◆ Brief ◆
Retype the entries word for word, leaving nothing out.

Available data section start

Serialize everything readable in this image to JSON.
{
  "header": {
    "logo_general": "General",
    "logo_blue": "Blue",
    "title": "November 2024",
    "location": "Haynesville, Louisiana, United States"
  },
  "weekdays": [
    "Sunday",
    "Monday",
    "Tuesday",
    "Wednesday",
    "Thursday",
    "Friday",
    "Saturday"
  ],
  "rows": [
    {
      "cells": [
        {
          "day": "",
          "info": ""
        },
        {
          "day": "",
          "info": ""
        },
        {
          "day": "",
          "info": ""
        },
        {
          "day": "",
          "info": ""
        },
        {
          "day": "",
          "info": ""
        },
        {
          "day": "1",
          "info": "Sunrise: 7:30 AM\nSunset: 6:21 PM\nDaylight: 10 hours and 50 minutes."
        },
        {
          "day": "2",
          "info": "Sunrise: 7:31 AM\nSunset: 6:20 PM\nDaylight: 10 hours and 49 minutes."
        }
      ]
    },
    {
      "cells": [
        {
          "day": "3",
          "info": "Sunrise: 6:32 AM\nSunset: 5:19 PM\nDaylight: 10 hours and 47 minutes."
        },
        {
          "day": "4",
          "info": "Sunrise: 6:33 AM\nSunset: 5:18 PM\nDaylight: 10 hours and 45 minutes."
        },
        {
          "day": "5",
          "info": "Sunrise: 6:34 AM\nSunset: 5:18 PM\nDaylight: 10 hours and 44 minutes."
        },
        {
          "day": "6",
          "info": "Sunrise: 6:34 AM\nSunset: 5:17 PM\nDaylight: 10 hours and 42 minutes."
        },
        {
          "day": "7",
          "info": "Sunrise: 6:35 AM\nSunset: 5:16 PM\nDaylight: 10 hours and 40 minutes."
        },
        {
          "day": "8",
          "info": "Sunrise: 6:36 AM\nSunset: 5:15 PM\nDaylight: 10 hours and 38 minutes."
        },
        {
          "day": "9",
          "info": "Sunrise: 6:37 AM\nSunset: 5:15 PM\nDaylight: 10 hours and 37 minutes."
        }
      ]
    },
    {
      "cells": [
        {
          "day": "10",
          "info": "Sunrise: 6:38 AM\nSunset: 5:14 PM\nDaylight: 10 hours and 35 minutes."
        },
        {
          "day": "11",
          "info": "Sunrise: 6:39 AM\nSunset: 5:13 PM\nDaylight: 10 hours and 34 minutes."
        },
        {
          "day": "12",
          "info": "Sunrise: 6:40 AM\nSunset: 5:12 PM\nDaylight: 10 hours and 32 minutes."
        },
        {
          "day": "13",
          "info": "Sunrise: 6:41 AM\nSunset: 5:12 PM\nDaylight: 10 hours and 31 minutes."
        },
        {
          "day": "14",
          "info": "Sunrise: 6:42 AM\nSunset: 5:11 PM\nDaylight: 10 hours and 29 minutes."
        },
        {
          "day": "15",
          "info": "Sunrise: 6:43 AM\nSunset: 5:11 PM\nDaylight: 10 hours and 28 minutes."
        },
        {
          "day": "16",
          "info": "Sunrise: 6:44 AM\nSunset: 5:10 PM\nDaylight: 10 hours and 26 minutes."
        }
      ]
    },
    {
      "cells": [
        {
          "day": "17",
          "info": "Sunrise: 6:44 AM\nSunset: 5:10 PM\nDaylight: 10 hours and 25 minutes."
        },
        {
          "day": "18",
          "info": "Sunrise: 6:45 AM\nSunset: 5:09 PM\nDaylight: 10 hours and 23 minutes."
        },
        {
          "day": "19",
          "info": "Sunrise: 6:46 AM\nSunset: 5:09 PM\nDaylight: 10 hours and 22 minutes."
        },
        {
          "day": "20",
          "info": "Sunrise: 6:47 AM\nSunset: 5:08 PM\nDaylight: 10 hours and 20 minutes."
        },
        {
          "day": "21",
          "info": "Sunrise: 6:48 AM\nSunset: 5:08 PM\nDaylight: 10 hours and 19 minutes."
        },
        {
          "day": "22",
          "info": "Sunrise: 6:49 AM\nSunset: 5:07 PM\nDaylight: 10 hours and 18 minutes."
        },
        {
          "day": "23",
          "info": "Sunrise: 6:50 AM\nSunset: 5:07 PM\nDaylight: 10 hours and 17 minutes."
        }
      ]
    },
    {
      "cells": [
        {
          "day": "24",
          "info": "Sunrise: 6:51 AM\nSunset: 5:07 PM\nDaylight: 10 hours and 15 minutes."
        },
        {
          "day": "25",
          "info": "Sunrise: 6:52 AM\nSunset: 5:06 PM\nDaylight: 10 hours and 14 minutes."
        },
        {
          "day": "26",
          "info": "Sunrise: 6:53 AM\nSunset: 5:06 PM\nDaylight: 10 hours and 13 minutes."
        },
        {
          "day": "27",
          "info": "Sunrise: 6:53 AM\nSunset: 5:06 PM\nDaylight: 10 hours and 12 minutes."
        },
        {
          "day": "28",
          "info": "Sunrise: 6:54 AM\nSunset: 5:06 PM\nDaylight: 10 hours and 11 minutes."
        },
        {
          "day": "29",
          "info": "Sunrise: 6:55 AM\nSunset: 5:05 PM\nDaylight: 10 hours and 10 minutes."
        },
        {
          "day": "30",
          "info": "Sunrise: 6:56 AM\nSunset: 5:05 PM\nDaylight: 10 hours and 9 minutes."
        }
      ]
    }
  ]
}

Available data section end

◆ Your solution ◆
Serialize everything readable in this image to JSON.
{
  "header": {
    "logo_general": "General",
    "logo_blue": "Blue",
    "title": "November 2024",
    "location": "Haynesville, Louisiana, United States"
  },
  "weekdays": [
    "Sunday",
    "Monday",
    "Tuesday",
    "Wednesday",
    "Thursday",
    "Friday",
    "Saturday"
  ],
  "rows": [
    {
      "cells": [
        {
          "day": "",
          "info": ""
        },
        {
          "day": "",
          "info": ""
        },
        {
          "day": "",
          "info": ""
        },
        {
          "day": "",
          "info": ""
        },
        {
          "day": "",
          "info": ""
        },
        {
          "day": "1",
          "info": "Sunrise: 7:30 AM\nSunset: 6:21 PM\nDaylight: 10 hours and 50 minutes."
        },
        {
          "day": "2",
          "info": "Sunrise: 7:31 AM\nSunset: 6:20 PM\nDaylight: 10 hours and 49 minutes."
        }
      ]
    },
    {
      "cells": [
        {
          "day": "3",
          "info": "Sunrise: 6:32 AM\nSunset: 5:19 PM\nDaylight: 10 hours and 47 minutes."
        },
        {
          "day": "4",
          "info": "Sunrise: 6:33 AM\nSunset: 5:18 PM\nDaylight: 10 hours and 45 minutes."
        },
        {
          "day": "5",
          "info": "Sunrise: 6:34 AM\nSunset: 5:18 PM\nDaylight: 10 hours and 44 minutes."
        },
        {
          "day": "6",
          "info": "Sunrise: 6:34 AM\nSunset: 5:17 PM\nDaylight: 10 hours and 42 minutes."
        },
        {
          "day": "7",
          "info": "Sunrise: 6:35 AM\nSunset: 5:16 PM\nDaylight: 10 hours and 40 minutes."
        },
        {
          "day": "8",
          "info": "Sunrise: 6:36 AM\nSunset: 5:15 PM\nDaylight: 10 hours and 38 minutes."
        },
        {
          "day": "9",
          "info": "Sunrise: 6:37 AM\nSunset: 5:15 PM\nDaylight: 10 hours and 37 minutes."
        }
      ]
    },
    {
      "cells": [
        {
          "day": "10",
          "info": "Sunrise: 6:38 AM\nSunset: 5:14 PM\nDaylight: 10 hours and 35 minutes."
        },
        {
          "day": "11",
          "info": "Sunrise: 6:39 AM\nSunset: 5:13 PM\nDaylight: 10 hours and 34 minutes."
        },
        {
          "day": "12",
          "info": "Sunrise: 6:40 AM\nSunset: 5:12 PM\nDaylight: 10 hours and 32 minutes."
        },
        {
          "day": "13",
          "info": "Sunrise: 6:41 AM\nSunset: 5:12 PM\nDaylight: 10 hours and 31 minutes."
        },
        {
          "day": "14",
          "info": "Sunrise: 6:42 AM\nSunset: 5:11 PM\nDaylight: 10 hours and 29 minutes."
        },
        {
          "day": "15",
          "info": "Sunrise: 6:43 AM\nSunset: 5:11 PM\nDaylight: 10 hours and 28 minutes."
        },
        {
          "day": "16",
          "info": "Sunrise: 6:44 AM\nSunset: 5:10 PM\nDaylight: 10 hours and 26 minutes."
        }
      ]
    },
    {
      "cells": [
        {
          "day": "17",
          "info": "Sunrise: 6:44 AM\nSunset: 5:10 PM\nDaylight: 10 hours and 25 minutes."
        },
        {
          "day": "18",
          "info": "Sunrise: 6:45 AM\nSunset: 5:09 PM\nDaylight: 10 hours and 23 minutes."
        },
        {
          "day": "19",
          "info": "Sunrise: 6:46 AM\nSunset: 5:09 PM\nDaylight: 10 hours and 22 minutes."
        },
        {
          "day": "20",
          "info": "Sunrise: 6:47 AM\nSunset: 5:08 PM\nDaylight: 10 hours and 20 minutes."
        },
        {
          "day": "21",
          "info": "Sunrise: 6:48 AM\nSunset: 5:08 PM\nDaylight: 10 hours and 19 minutes."
        },
        {
          "day": "22",
          "info": "Sunrise: 6:49 AM\nSunset: 5:07 PM\nDaylight: 10 hours and 18 minutes."
        },
        {
          "day": "23",
          "info": "Sunrise: 6:50 AM\nSunset: 5:07 PM\nDaylight: 10 hours and 17 minutes."
        }
      ]
    },
    {
      "cells": [
        {
          "day": "24",
          "info": "Sunrise: 6:51 AM\nSunset: 5:07 PM\nDaylight: 10 hours and 15 minutes."
        },
        {
          "day": "25",
          "info": "Sunrise: 6:52 AM\nSunset: 5:06 PM\nDaylight: 10 hours and 14 minutes."
        },
        {
          "day": "26",
          "info": "Sunrise: 6:53 AM\nSunset: 5:06 PM\nDaylight: 10 hours and 13 minutes."
        },
        {
          "day": "27",
          "info": "Sunrise: 6:53 AM\nSunset: 5:06 PM\nDaylight: 10 hours and 12 minutes."
        },
        {
          "day": "28",
          "info": "Sunrise: 6:54 AM\nSunset: 5:06 PM\nDaylight: 10 hours and 11 minutes."
        },
        {
          "day": "29",
          "info": "Sunrise: 6:55 AM\nSunset: 5:05 PM\nDaylight: 10 hours and 10 minutes."
        },
        {
          "day": "30",
          "info": "Sunrise: 6:56 AM\nSunset: 5:05 PM\nDaylight: 10 hours and 9 minutes."
        }
      ]
    }
  ]
}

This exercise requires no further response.